> _Required action_: Where the string "like" appears in a line of the material below, copy that line.

> _Entries supplied_:
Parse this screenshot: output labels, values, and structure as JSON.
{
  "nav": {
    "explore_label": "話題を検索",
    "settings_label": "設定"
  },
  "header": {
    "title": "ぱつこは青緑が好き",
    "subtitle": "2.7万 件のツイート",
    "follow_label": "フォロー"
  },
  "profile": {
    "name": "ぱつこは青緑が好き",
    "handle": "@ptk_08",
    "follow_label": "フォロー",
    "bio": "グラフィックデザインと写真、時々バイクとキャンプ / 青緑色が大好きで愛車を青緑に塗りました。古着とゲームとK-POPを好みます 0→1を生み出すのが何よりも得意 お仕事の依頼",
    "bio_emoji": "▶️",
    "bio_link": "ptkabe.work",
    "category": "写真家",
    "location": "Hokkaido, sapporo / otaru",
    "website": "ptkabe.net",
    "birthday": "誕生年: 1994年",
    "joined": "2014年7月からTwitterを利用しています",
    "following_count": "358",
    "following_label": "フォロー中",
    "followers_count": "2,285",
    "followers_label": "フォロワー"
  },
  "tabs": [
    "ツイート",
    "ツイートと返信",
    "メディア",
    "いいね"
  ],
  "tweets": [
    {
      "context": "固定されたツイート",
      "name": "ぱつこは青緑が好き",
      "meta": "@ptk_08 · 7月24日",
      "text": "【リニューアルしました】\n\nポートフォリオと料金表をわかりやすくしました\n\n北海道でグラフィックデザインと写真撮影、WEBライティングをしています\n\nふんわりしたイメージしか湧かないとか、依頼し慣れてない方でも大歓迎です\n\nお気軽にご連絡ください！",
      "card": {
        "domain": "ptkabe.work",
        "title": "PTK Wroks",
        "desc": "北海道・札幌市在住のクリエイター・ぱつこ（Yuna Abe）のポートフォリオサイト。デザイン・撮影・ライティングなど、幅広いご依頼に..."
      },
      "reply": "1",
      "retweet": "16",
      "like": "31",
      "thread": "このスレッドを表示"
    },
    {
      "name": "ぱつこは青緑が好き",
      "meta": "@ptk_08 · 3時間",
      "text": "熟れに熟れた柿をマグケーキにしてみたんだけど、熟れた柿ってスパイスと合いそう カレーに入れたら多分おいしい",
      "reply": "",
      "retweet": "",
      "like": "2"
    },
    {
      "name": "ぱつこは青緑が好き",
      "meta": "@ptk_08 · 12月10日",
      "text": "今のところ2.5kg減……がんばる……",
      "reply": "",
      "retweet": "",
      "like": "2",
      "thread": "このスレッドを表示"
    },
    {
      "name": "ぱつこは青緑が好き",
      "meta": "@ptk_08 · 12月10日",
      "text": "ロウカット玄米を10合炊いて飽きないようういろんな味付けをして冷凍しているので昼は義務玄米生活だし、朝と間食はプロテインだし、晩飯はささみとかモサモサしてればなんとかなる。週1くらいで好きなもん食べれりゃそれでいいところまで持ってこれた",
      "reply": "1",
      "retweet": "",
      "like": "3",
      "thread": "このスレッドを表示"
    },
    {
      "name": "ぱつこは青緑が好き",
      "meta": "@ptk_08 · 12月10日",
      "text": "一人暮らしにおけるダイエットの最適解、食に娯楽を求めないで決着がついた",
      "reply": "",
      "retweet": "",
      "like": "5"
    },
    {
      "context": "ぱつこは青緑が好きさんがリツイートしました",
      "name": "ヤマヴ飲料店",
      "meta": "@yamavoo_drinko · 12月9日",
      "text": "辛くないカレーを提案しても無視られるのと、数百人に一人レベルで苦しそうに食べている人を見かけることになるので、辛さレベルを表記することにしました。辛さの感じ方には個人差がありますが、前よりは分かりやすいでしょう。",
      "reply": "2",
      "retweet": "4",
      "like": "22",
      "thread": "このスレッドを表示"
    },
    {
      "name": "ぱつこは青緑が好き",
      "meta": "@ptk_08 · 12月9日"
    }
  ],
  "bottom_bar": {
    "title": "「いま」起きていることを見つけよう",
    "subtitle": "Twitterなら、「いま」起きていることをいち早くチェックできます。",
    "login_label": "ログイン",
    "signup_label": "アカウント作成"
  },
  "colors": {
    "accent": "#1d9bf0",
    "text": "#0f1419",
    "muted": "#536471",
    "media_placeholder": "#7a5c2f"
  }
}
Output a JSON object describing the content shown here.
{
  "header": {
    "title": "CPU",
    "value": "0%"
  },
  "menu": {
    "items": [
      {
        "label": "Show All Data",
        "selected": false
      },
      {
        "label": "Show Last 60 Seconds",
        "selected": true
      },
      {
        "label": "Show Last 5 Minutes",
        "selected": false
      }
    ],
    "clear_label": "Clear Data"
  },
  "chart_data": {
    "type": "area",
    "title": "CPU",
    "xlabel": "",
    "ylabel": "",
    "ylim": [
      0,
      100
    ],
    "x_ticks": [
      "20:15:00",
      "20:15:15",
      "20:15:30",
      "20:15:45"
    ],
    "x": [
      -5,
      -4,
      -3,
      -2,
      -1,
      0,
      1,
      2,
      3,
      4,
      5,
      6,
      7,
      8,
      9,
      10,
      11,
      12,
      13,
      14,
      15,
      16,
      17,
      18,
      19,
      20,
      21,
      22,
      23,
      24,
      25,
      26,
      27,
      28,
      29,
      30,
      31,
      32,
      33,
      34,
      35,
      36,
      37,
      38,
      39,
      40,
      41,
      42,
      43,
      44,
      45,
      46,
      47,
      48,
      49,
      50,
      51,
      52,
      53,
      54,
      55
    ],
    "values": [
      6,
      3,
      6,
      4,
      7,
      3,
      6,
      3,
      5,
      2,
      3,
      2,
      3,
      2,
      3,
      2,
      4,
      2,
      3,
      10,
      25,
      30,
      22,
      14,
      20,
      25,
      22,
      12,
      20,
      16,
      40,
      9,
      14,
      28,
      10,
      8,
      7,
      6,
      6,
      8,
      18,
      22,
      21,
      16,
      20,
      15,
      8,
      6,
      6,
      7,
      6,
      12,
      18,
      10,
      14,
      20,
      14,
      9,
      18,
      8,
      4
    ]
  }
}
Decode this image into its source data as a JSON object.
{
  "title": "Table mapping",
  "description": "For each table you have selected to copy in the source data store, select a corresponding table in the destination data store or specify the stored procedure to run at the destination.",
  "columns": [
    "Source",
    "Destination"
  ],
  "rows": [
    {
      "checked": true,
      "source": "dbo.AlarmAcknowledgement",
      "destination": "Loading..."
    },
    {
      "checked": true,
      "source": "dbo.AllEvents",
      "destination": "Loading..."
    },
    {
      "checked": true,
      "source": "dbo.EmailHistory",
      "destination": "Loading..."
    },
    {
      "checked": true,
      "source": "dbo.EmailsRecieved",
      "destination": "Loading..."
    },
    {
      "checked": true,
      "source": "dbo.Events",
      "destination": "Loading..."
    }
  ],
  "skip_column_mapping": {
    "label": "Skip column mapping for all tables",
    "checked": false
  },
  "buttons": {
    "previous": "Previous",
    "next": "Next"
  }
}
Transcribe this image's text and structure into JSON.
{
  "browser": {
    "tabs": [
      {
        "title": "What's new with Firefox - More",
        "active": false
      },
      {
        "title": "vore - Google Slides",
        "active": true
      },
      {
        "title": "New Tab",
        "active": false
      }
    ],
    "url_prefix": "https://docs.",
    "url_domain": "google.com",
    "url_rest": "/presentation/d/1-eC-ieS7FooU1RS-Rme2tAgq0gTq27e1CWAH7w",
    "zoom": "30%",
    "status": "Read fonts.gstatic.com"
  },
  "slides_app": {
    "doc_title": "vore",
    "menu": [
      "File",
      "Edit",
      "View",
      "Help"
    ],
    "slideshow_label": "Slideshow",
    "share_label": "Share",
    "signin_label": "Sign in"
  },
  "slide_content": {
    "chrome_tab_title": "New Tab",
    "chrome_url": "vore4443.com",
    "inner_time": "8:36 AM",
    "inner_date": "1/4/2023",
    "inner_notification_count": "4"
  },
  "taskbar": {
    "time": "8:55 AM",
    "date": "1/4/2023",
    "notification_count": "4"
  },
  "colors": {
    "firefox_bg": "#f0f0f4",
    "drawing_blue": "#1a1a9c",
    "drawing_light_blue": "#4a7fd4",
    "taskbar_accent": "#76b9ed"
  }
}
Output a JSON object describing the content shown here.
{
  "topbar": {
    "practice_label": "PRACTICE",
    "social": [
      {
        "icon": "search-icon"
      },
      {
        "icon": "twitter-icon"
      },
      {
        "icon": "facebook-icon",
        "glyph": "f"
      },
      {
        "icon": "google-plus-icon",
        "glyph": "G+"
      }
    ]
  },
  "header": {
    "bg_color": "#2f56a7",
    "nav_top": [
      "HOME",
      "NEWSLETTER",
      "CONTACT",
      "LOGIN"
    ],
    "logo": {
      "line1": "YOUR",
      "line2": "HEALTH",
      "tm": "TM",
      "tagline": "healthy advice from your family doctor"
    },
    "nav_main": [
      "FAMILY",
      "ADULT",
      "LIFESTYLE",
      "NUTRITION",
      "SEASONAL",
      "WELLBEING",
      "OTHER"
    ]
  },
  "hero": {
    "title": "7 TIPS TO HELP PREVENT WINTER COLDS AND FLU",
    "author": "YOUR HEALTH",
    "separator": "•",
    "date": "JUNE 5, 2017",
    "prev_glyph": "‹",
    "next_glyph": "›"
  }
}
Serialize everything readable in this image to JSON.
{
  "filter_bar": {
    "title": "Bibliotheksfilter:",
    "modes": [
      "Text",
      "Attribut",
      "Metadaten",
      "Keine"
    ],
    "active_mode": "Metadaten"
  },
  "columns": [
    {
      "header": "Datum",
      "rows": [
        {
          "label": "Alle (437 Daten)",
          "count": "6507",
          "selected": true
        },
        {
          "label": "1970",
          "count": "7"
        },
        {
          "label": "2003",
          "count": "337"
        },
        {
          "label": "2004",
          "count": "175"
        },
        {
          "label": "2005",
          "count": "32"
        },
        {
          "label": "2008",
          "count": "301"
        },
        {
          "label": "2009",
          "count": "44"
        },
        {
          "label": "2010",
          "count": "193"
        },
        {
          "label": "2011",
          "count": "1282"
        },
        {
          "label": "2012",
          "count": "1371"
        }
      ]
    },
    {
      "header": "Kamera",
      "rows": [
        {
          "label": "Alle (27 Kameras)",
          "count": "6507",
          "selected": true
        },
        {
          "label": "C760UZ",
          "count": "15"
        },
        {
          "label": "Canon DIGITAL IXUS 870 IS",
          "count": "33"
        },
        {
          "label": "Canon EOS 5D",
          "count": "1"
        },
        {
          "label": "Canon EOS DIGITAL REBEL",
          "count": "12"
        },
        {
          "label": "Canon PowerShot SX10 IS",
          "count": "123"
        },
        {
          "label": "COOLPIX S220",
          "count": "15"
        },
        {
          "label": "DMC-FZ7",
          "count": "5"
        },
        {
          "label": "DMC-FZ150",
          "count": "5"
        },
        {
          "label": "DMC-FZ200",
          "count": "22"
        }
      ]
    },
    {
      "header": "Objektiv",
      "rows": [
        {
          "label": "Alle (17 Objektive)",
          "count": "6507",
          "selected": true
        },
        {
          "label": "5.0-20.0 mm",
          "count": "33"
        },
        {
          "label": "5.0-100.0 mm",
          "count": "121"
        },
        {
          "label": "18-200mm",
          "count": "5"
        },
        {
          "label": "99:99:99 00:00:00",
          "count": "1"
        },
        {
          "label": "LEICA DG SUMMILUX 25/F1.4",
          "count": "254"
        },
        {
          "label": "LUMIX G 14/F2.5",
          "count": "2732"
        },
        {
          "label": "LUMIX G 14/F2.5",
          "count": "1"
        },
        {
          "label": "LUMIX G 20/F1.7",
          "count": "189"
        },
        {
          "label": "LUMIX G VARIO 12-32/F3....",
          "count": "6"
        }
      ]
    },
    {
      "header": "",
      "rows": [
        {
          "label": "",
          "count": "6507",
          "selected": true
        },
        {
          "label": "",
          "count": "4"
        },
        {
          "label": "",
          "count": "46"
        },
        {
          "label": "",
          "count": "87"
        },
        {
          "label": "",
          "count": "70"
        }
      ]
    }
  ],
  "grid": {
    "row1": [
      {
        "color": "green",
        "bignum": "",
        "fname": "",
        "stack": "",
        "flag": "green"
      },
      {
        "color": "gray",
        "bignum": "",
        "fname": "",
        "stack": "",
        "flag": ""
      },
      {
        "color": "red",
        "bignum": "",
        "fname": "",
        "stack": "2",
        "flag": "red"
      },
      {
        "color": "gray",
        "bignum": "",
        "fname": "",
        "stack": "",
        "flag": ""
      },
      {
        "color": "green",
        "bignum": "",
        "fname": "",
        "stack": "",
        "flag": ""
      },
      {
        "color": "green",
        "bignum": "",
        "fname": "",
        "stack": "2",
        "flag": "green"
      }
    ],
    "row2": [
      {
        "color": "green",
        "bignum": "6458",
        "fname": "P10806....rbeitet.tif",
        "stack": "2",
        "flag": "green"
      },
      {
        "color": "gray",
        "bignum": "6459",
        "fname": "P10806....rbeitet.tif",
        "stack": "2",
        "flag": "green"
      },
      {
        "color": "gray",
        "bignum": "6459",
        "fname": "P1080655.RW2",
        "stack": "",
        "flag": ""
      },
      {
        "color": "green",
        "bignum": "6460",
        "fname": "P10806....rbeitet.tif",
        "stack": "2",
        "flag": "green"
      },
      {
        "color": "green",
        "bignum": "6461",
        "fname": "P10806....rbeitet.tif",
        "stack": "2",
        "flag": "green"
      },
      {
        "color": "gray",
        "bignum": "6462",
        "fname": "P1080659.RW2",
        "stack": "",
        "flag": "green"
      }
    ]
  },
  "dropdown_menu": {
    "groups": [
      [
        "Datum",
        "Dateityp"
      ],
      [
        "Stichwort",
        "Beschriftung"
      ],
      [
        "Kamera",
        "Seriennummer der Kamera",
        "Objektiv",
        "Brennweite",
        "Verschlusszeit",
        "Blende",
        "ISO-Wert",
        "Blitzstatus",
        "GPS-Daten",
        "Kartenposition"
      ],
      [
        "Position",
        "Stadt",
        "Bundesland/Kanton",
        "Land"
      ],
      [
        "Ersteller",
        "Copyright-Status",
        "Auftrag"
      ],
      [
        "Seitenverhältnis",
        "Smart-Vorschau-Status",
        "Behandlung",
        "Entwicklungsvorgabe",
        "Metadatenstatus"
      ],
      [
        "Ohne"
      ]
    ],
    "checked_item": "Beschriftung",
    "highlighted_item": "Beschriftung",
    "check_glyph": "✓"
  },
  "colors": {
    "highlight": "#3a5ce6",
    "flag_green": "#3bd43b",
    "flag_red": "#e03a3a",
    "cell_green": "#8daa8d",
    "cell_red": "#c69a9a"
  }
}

> _Problem solution_:
      "like": "31",
      "like": "2"
      "like": "2",
      "like": "3",
      "like": "5"
      "like": "22",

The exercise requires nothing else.